Thursday, May 24, 2012

Castaneda, Coffee and James

The sun split the darkness. As if shooing away a wild Pit-Bull he berated the demons.  “Get out of here! Go away! Leave me alone,” his voice carried on the morning wind. Not scream, not conversational tone. The harmonic could be heard by soul if not by ear. I listened from my shop inside the store thinking him demented, quite possibly possessed.

Thin and wiry with the energy of youth the man set his book down and ordered coffee. I asked about his book. “It’s about sorcery,” he said and asked me if I’d ever heard of Carlos Castaneda. Castaneda conjures up images in my head of coyote, peyote, cactus; Indians, visions and sweat. Castaneda is to me the picture of seeking self, emotion and experience, dabbling in darkness and calling it true spirituality (“pure religion is this: to visit orphans and widows in their distress and to keep oneself unstained by the world.”)

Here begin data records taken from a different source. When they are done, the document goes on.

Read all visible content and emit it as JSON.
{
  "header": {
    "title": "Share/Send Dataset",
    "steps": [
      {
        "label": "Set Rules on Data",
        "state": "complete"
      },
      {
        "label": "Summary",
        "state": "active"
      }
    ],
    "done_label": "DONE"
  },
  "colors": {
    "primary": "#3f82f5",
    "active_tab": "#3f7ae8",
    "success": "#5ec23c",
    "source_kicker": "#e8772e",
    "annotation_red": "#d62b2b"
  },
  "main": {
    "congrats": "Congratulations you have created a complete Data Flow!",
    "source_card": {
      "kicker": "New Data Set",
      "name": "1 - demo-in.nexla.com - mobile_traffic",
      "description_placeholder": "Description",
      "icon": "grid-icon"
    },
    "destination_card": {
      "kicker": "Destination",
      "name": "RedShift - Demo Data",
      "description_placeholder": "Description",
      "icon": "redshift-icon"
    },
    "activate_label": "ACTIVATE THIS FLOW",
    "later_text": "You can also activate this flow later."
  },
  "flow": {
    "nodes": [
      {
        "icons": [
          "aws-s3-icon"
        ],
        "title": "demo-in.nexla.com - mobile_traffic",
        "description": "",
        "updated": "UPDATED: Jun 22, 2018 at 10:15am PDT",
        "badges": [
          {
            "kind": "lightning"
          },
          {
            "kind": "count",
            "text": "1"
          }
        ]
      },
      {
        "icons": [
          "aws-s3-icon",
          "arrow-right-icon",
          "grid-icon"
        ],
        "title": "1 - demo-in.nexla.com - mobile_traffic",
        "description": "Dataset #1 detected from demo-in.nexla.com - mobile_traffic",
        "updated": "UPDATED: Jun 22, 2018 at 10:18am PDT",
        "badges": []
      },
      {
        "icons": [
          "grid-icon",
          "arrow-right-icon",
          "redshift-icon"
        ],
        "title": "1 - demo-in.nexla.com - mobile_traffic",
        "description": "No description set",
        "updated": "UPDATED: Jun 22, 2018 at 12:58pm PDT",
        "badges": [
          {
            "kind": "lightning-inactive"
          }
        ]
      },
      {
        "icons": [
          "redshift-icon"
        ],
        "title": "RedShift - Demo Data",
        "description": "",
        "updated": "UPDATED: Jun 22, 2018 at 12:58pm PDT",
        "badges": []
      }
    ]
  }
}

The shop is located in a resort town known as a getaway for Hollywood types, fair weather for Snowbirds, and an L.A. breakaway for Bacchanalias. When temperatures allow it there is a small parade of older women who have been lifted and sewn that make their way into the store, plastic people on the outside with hearts of flesh inside. As light draws fish to a hook (‘but each person is tempted when he is lured and enticed by his own desire’) so they seek solace in drawing others to themselves. Seeking fullness in the temporal they miss wholeness in the eternal.

If the parade of indigents and synthetic seniors doesn’t hold your interest there is an art-fest of tattoos which stroll by daily. Seeking to make a mark on the world they have marked themselves. They shout to the world the message they feel is important not realizing that ‘the flower falls off and the beauty of its appearance is destroyed.’

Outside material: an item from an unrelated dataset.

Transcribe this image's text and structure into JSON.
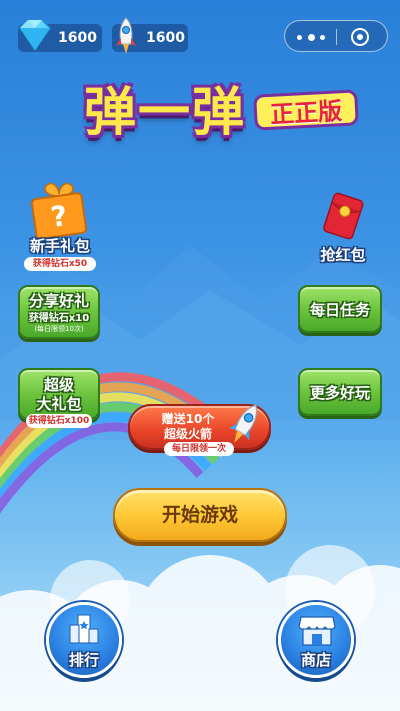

The sun goes down and the wind picks up. Night lights make it difficult to see the stars in the night sky. Different stars are etched into the sidewalks downtown. Sidewalks fill and flow into the many bars and restaurants. I’ll see the after affects when morning coffees are ordered---hot and cold caffeine to remedy red eyes and hammering heads. Some revel, some regret, all rebel. Seeking consistency they are blown and tossed by the wind.

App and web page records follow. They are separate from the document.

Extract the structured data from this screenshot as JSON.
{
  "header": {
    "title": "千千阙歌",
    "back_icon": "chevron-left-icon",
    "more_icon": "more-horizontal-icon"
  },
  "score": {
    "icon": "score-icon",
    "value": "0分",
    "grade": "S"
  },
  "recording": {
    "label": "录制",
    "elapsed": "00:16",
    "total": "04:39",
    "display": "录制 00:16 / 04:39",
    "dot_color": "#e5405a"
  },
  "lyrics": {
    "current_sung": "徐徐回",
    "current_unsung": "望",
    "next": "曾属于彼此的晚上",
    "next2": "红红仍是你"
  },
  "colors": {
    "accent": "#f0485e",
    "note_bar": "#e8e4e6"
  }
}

Every good thing given and every perfect gift is from above, coming down from the Father of lights, with whom there is no variation or shifting shadow.

1 comment:

Anonymous said...

awesome! glad to see that you're writing